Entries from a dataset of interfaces

== Segment start ==

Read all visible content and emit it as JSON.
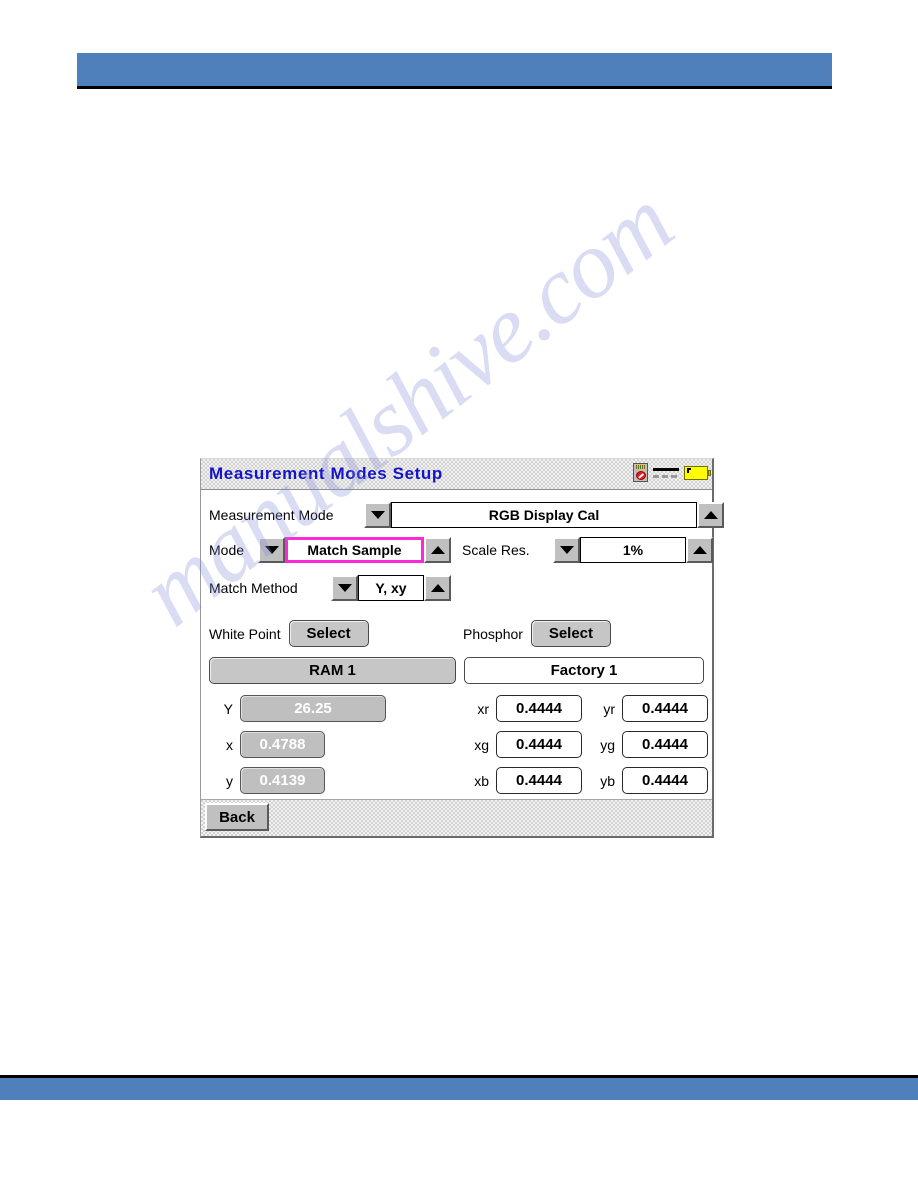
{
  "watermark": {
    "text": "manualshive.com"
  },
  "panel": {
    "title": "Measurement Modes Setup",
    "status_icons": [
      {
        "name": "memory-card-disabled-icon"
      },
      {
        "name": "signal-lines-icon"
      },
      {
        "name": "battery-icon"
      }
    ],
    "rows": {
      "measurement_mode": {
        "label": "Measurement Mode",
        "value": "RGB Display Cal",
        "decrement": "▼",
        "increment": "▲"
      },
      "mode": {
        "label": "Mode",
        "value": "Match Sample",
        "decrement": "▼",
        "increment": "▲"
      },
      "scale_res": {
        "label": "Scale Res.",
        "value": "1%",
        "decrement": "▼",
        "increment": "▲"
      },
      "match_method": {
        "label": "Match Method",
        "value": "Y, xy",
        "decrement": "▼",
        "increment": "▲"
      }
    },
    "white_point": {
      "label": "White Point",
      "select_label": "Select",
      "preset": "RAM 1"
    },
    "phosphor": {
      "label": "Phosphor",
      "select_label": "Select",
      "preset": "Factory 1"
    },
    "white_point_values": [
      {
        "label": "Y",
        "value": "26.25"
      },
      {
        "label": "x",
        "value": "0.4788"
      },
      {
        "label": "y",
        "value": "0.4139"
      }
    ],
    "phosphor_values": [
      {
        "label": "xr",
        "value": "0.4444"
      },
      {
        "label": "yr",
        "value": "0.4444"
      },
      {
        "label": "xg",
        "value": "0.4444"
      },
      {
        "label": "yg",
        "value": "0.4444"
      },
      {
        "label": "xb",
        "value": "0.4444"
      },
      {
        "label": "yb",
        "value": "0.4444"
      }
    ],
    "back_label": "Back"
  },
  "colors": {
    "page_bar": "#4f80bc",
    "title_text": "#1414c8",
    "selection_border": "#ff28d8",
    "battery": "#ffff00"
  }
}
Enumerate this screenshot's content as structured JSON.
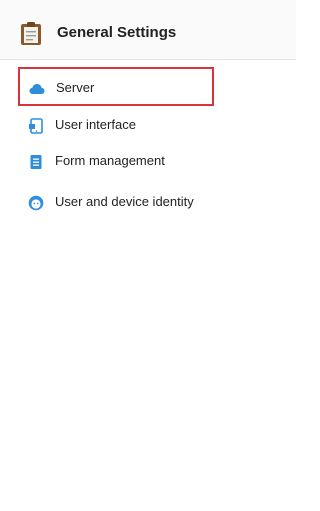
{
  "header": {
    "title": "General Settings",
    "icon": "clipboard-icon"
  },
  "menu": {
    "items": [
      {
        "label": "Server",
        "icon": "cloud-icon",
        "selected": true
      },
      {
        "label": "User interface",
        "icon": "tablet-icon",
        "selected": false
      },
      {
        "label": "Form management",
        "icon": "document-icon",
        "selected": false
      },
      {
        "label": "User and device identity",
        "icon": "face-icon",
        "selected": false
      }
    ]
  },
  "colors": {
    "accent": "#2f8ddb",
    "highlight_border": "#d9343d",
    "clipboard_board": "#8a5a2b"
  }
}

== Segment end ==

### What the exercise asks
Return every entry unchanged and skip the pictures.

### Answer box
Read all visible content and emit it as JSON.
{
  "watermark": {
    "text": "manualshive.com"
  },
  "panel": {
    "title": "Measurement Modes Setup",
    "status_icons": [
      {
        "name": "memory-card-disabled-icon"
      },
      {
        "name": "signal-lines-icon"
      },
      {
        "name": "battery-icon"
      }
    ],
    "rows": {
      "measurement_mode": {
        "label": "Measurement Mode",
        "value": "RGB Display Cal",
        "decrement": "▼",
        "increment": "▲"
      },
      "mode": {
        "label": "Mode",
        "value": "Match Sample",
        "decrement": "▼",
        "increment": "▲"
      },
      "scale_res": {
        "label": "Scale Res.",
        "value": "1%",
        "decrement": "▼",
        "increment": "▲"
      },
      "match_method": {
        "label": "Match Method",
        "value": "Y, xy",
        "decrement": "▼",
        "increment": "▲"
      }
    },
    "white_point": {
      "label": "White Point",
      "select_label": "Select",
      "preset": "RAM 1"
    },
    "phosphor": {
      "label": "Phosphor",
      "select_label": "Select",
      "preset": "Factory 1"
    },
    "white_point_values": [
      {
        "label": "Y",
        "value": "26.25"
      },
      {
        "label": "x",
        "value": "0.4788"
      },
      {
        "label": "y",
        "value": "0.4139"
      }
    ],
    "phosphor_values": [
      {
        "label": "xr",
        "value": "0.4444"
      },
      {
        "label": "yr",
        "value": "0.4444"
      },
      {
        "label": "xg",
        "value": "0.4444"
      },
      {
        "label": "yg",
        "value": "0.4444"
      },
      {
        "label": "xb",
        "value": "0.4444"
      },
      {
        "label": "yb",
        "value": "0.4444"
      }
    ],
    "back_label": "Back"
  },
  "colors": {
    "page_bar": "#4f80bc",
    "title_text": "#1414c8",
    "selection_border": "#ff28d8",
    "battery": "#ffff00"
  }
}
Enumerate this screenshot's content as structured JSON.
{
  "header": {
    "title": "General Settings",
    "icon": "clipboard-icon"
  },
  "menu": {
    "items": [
      {
        "label": "Server",
        "icon": "cloud-icon",
        "selected": true
      },
      {
        "label": "User interface",
        "icon": "tablet-icon",
        "selected": false
      },
      {
        "label": "Form management",
        "icon": "document-icon",
        "selected": false
      },
      {
        "label": "User and device identity",
        "icon": "face-icon",
        "selected": false
      }
    ]
  },
  "colors": {
    "accent": "#2f8ddb",
    "highlight_border": "#d9343d",
    "clipboard_board": "#8a5a2b"
  }
}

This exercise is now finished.